• _Entries provided_
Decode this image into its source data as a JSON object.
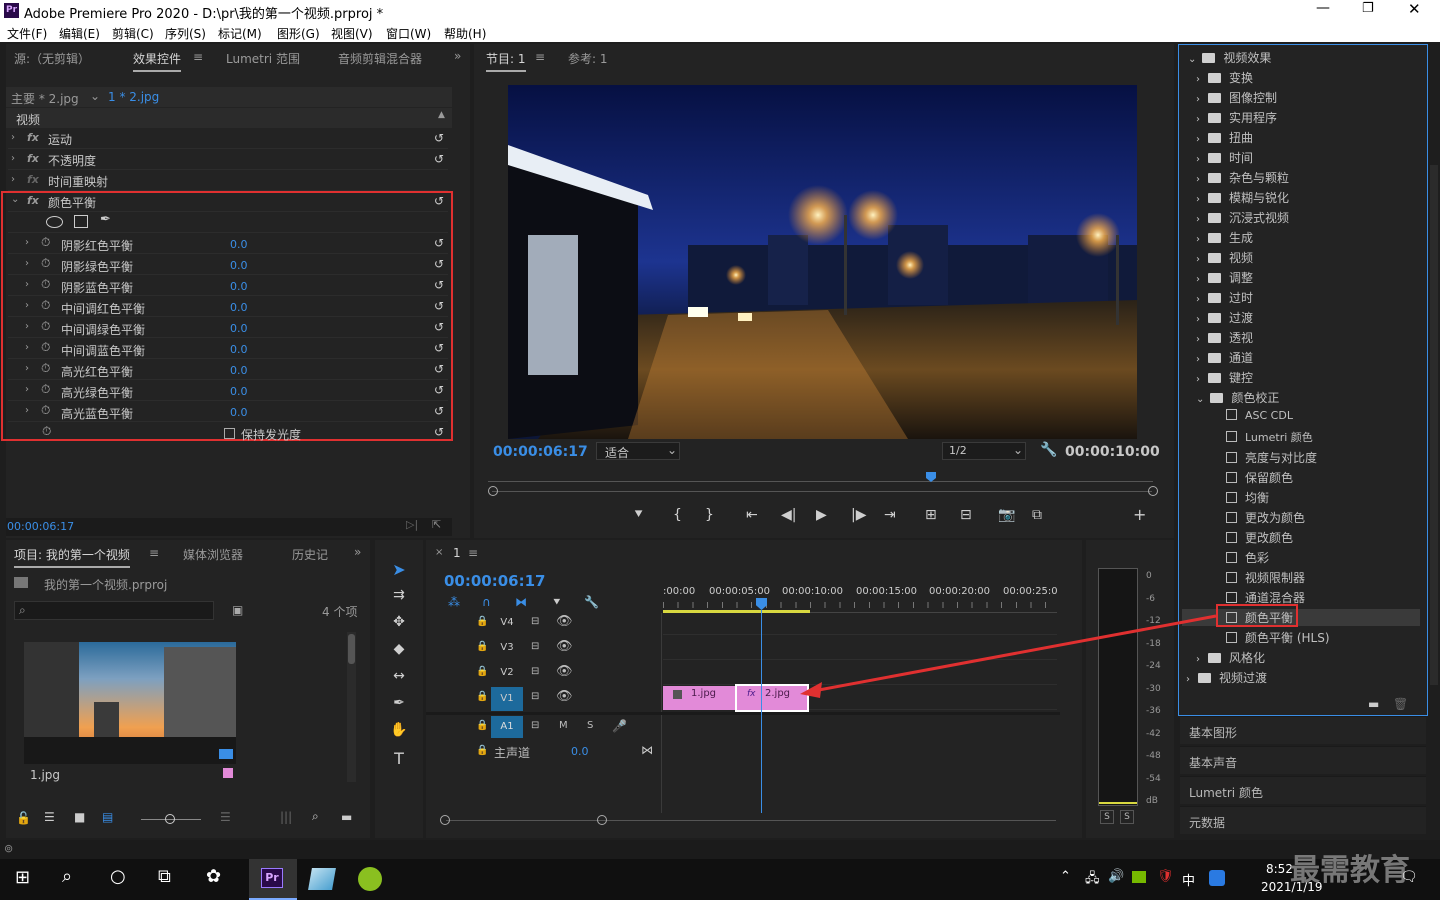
{
  "window": {
    "title": "Adobe Premiere Pro 2020 - D:\\pr\\我的第一个视频.prproj *",
    "app_icon": "Pr"
  },
  "menu": [
    "文件(F)",
    "编辑(E)",
    "剪辑(C)",
    "序列(S)",
    "标记(M)",
    "图形(G)",
    "视图(V)",
    "窗口(W)",
    "帮助(H)"
  ],
  "source_tabs": {
    "source": "源:（无剪辑）",
    "effect_controls": "效果控件",
    "lumetri_scope": "Lumetri 范围",
    "audio_mixer": "音频剪辑混合器"
  },
  "ec": {
    "master": "主要 * 2.jpg",
    "clip": "1 * 2.jpg",
    "video_header": "视频",
    "fixed": [
      {
        "label": "运动"
      },
      {
        "label": "不透明度"
      },
      {
        "label": "时间重映射"
      }
    ],
    "color_balance": "颜色平衡",
    "params": [
      {
        "label": "阴影红色平衡",
        "value": "0.0"
      },
      {
        "label": "阴影绿色平衡",
        "value": "0.0"
      },
      {
        "label": "阴影蓝色平衡",
        "value": "0.0"
      },
      {
        "label": "中间调红色平衡",
        "value": "0.0"
      },
      {
        "label": "中间调绿色平衡",
        "value": "0.0"
      },
      {
        "label": "中间调蓝色平衡",
        "value": "0.0"
      },
      {
        "label": "高光红色平衡",
        "value": "0.0"
      },
      {
        "label": "高光绿色平衡",
        "value": "0.0"
      },
      {
        "label": "高光蓝色平衡",
        "value": "0.0"
      }
    ],
    "preserve": "保持发光度",
    "time": "00:00:06:17",
    "highlight_color": "#e03030"
  },
  "program": {
    "tab": "节目: 1",
    "ref": "参考: 1",
    "timecode": "00:00:06:17",
    "fit": "适合",
    "res": "1/2",
    "duration": "00:00:10:00"
  },
  "project": {
    "tab": "项目: 我的第一个视频",
    "media": "媒体浏览器",
    "history": "历史记",
    "file": "我的第一个视频.prproj",
    "count": "4 个项",
    "thumb": "1.jpg"
  },
  "timeline": {
    "seq": "1",
    "timecode": "00:00:06:17",
    "ruler": [
      ":00:00",
      "00:00:05:00",
      "00:00:10:00",
      "00:00:15:00",
      "00:00:20:00",
      "00:00:25:0"
    ],
    "tracks": [
      {
        "name": "V4"
      },
      {
        "name": "V3"
      },
      {
        "name": "V2"
      },
      {
        "name": "V1"
      }
    ],
    "audio": "A1",
    "audio_m": "M",
    "audio_s": "S",
    "master": "主声道",
    "master_val": "0.0",
    "clips": [
      {
        "name": "1.jpg"
      },
      {
        "name": "2.jpg"
      }
    ],
    "clip_color": "#e28ad8"
  },
  "meter": {
    "scale": [
      "0",
      "-6",
      "-12",
      "-18",
      "-24",
      "-30",
      "-36",
      "-42",
      "-48",
      "-54",
      "dB"
    ],
    "solo": [
      "S",
      "S"
    ]
  },
  "effects": {
    "root": "视频效果",
    "folders": [
      "变换",
      "图像控制",
      "实用程序",
      "扭曲",
      "时间",
      "杂色与颗粒",
      "模糊与锐化",
      "沉浸式视频",
      "生成",
      "视频",
      "调整",
      "过时",
      "过渡",
      "透视",
      "通道",
      "键控"
    ],
    "color_correction": "颜色校正",
    "cc_items": [
      "ASC CDL",
      "Lumetri 颜色",
      "亮度与对比度",
      "保留颜色",
      "均衡",
      "更改为颜色",
      "更改颜色",
      "色彩",
      "视频限制器",
      "通道混合器",
      "颜色平衡",
      "颜色平衡 (HLS)"
    ],
    "stylize": "风格化",
    "transitions": "视频过渡"
  },
  "sections": [
    "基本图形",
    "基本声音",
    "Lumetri 颜色",
    "元数据"
  ],
  "taskbar": {
    "time": "8:52",
    "date": "2021/1/19",
    "ime": "中",
    "watermark": "最需教育"
  }
}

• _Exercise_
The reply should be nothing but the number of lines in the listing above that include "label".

• _Response to this task_
12